needs, and the space and size of the vehicle,” says Paul Lawrenson, EZ
STAK’s Director of Business Development. “If it’s going to be used in
rural Illinois versus downtown New York, well then you have more space
to work with.”  

Then it’s a good idea to meet with
the people in the company who will actually use the vehicles. Since some
may use those vehicles every day, those user groups will likely have
the best idea of what’s needed. Plus, with that initial buy-in the
likelihood of later displeasure is greatly reduced.

2. Find Your Upfitter

Though
there are relatively few companies out there specializing in vehicle
upfits, no two are exactly the same.

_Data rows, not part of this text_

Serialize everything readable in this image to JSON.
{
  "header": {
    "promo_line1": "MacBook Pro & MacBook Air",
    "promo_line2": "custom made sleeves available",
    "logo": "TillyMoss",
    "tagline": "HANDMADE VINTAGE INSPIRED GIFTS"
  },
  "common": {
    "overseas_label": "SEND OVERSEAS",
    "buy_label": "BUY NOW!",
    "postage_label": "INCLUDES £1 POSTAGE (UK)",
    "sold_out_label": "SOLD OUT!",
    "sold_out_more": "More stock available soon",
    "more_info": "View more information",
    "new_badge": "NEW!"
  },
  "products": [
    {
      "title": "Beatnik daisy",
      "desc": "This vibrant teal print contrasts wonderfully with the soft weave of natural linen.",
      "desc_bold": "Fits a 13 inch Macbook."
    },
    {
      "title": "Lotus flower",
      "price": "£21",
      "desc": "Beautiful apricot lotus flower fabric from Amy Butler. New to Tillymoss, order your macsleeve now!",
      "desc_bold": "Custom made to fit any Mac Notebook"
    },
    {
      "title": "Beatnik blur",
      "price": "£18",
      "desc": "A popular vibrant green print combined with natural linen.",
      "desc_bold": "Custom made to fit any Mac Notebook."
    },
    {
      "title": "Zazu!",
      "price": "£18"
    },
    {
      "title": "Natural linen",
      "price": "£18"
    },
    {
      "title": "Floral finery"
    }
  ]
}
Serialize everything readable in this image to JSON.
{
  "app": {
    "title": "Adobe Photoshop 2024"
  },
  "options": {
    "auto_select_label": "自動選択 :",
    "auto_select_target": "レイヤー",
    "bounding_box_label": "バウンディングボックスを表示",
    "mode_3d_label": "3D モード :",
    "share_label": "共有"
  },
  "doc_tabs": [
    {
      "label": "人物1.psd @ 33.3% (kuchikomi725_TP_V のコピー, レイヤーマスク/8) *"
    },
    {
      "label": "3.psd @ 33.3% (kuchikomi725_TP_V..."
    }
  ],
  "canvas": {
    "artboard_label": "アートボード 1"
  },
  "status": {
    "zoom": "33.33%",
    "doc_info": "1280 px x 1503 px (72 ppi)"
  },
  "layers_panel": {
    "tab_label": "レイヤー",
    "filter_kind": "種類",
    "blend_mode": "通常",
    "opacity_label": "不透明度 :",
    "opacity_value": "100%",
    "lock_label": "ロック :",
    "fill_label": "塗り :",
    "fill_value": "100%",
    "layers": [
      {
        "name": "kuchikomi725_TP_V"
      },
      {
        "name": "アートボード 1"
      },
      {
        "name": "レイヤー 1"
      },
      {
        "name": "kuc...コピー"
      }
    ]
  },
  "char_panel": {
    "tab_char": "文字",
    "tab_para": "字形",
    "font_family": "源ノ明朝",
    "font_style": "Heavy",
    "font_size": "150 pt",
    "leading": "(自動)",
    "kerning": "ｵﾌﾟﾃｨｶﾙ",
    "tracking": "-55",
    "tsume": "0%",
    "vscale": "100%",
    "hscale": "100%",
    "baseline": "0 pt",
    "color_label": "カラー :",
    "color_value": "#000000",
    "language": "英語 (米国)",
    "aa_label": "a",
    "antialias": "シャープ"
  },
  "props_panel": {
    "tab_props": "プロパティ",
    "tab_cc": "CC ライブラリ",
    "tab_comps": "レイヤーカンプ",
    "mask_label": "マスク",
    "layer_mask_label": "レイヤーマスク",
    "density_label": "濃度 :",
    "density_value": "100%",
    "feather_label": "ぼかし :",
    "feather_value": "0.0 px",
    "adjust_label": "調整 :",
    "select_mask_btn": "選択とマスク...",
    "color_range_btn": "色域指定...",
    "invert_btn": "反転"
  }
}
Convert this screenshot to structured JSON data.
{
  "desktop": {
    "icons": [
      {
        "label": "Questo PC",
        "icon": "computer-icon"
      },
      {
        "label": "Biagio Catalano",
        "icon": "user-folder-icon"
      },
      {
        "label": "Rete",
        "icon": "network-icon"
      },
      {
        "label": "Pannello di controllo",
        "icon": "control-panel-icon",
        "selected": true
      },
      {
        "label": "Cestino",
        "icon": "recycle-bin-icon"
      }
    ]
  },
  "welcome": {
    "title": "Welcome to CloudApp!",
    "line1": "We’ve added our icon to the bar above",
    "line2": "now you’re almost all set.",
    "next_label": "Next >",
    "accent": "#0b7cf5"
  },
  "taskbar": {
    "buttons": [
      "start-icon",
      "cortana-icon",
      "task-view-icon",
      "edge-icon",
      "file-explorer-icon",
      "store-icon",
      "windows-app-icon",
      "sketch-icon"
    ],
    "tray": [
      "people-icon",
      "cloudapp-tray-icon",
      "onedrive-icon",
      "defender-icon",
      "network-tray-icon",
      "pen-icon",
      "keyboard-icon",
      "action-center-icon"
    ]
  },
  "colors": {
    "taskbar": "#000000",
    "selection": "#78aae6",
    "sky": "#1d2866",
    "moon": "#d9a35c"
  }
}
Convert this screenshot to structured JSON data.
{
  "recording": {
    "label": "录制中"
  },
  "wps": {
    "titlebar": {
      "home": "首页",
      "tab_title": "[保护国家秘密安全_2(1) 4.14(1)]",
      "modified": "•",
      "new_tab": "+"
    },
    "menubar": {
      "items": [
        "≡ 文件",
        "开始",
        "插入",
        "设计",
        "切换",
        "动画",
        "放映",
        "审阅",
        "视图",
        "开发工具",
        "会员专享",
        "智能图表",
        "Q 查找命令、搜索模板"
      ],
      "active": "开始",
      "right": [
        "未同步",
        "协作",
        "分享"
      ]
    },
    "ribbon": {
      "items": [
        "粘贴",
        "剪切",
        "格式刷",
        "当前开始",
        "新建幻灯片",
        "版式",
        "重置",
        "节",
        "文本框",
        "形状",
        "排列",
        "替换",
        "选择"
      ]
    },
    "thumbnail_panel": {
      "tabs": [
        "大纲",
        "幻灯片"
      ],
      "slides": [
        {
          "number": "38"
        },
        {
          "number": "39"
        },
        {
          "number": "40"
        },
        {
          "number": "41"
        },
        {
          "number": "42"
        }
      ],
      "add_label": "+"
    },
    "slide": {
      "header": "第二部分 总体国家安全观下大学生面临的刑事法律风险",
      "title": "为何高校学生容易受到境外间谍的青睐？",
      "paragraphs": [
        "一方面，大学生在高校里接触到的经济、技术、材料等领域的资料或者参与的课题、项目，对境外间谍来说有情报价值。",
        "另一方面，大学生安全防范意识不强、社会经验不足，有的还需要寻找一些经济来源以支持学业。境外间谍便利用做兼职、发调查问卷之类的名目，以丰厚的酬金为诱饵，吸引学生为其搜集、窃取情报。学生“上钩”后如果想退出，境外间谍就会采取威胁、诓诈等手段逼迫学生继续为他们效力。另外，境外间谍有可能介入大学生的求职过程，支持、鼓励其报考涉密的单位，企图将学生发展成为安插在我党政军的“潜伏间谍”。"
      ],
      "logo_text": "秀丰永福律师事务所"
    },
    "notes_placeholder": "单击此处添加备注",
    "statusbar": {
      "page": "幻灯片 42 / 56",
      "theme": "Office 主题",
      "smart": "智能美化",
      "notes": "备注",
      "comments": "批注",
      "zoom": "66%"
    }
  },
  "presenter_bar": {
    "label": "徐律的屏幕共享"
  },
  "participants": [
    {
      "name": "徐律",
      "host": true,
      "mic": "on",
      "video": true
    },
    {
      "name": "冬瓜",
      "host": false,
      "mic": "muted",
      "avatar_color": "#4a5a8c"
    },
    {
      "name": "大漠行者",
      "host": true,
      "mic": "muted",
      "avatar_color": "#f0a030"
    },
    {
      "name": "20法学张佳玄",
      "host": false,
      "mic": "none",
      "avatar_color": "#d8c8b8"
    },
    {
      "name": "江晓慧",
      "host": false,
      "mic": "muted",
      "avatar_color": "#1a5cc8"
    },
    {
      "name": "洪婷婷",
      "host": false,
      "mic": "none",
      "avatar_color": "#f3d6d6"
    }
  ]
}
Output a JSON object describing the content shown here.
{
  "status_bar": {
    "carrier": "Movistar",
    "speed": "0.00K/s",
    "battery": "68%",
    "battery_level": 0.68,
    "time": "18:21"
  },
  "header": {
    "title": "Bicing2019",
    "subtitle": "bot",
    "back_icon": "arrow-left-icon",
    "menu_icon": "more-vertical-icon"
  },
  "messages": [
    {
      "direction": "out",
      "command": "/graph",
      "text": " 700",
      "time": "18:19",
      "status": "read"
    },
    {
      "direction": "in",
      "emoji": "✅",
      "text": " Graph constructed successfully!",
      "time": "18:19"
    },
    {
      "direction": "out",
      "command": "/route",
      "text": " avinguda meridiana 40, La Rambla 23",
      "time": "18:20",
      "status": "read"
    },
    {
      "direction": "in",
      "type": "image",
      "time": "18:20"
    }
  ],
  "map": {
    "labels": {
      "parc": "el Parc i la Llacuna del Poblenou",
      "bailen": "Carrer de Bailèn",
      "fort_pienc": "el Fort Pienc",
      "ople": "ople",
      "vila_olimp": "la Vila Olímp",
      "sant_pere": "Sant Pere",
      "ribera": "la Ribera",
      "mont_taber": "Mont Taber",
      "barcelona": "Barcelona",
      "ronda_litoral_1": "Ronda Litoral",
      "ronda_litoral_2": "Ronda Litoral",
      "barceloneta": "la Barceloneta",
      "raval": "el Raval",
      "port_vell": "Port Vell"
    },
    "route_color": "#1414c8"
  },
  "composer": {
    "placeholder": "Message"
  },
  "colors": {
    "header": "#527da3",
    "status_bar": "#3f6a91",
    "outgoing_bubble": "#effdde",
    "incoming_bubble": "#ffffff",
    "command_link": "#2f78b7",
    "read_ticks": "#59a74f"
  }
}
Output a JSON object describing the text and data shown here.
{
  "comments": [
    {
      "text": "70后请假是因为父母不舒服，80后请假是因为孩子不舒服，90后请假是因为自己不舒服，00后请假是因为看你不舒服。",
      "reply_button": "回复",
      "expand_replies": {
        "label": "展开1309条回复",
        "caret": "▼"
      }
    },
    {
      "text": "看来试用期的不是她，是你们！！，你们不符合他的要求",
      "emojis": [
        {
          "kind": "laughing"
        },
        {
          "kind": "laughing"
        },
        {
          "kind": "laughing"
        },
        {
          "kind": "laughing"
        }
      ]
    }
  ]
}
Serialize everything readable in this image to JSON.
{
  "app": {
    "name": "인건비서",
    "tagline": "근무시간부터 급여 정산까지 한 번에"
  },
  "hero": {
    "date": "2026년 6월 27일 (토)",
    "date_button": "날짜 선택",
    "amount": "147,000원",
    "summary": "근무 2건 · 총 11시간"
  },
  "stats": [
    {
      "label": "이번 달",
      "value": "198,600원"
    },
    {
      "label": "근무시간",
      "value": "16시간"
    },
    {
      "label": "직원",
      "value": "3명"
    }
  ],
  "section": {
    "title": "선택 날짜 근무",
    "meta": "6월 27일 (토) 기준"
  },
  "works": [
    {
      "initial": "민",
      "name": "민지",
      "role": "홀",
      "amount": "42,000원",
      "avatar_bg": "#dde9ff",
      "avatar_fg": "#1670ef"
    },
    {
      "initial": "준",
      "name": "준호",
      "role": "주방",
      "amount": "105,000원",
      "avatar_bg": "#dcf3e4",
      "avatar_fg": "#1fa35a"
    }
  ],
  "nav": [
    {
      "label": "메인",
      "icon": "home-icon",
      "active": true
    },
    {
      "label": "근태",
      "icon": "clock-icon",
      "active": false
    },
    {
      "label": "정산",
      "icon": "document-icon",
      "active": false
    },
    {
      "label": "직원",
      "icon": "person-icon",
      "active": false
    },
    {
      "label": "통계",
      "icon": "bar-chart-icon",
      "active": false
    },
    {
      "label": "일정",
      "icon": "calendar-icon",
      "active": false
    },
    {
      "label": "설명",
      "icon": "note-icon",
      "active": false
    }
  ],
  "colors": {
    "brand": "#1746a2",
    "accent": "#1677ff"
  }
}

And some will be more attuned to
your needs than others.

“When
you’re looking for an upfitter, what’s important is the stability of the
company,” says Lawrenson. “Have they been around for a while? Have they
done projects like yours? You want to make sure their business is
sustainable and that they can handle large projects.”

Some
can’t even handle the financial side, adds Lawrenson. Find out if
that’s true with the upfitters you’re considering by speaking with their
past customers. They should also be able to tell you about the quality
of the products, warranties and service, and how the upfitter handled
customization requirements and timeframes.

3. Stay in Touch

If
you’ve done your homework and found a capable company that’s designed
an upfit that works for you, you should be good to go. But remember that
the process from initial contact with an upfitter to fleet delivery is a
long one. A year in some cases. Stay in touch to make sure you get
exactly what you want.

Even after you’ve signed off on a design,
it’s a good idea to make sure timelines are being met and that you get
answers to new questions or ones not previously addressed.

Remember,
too, that needs can change in a year. You may be able to make tweaks to
a design in the early stages of the manufacturing process. Having open
lines of communication makes this easier.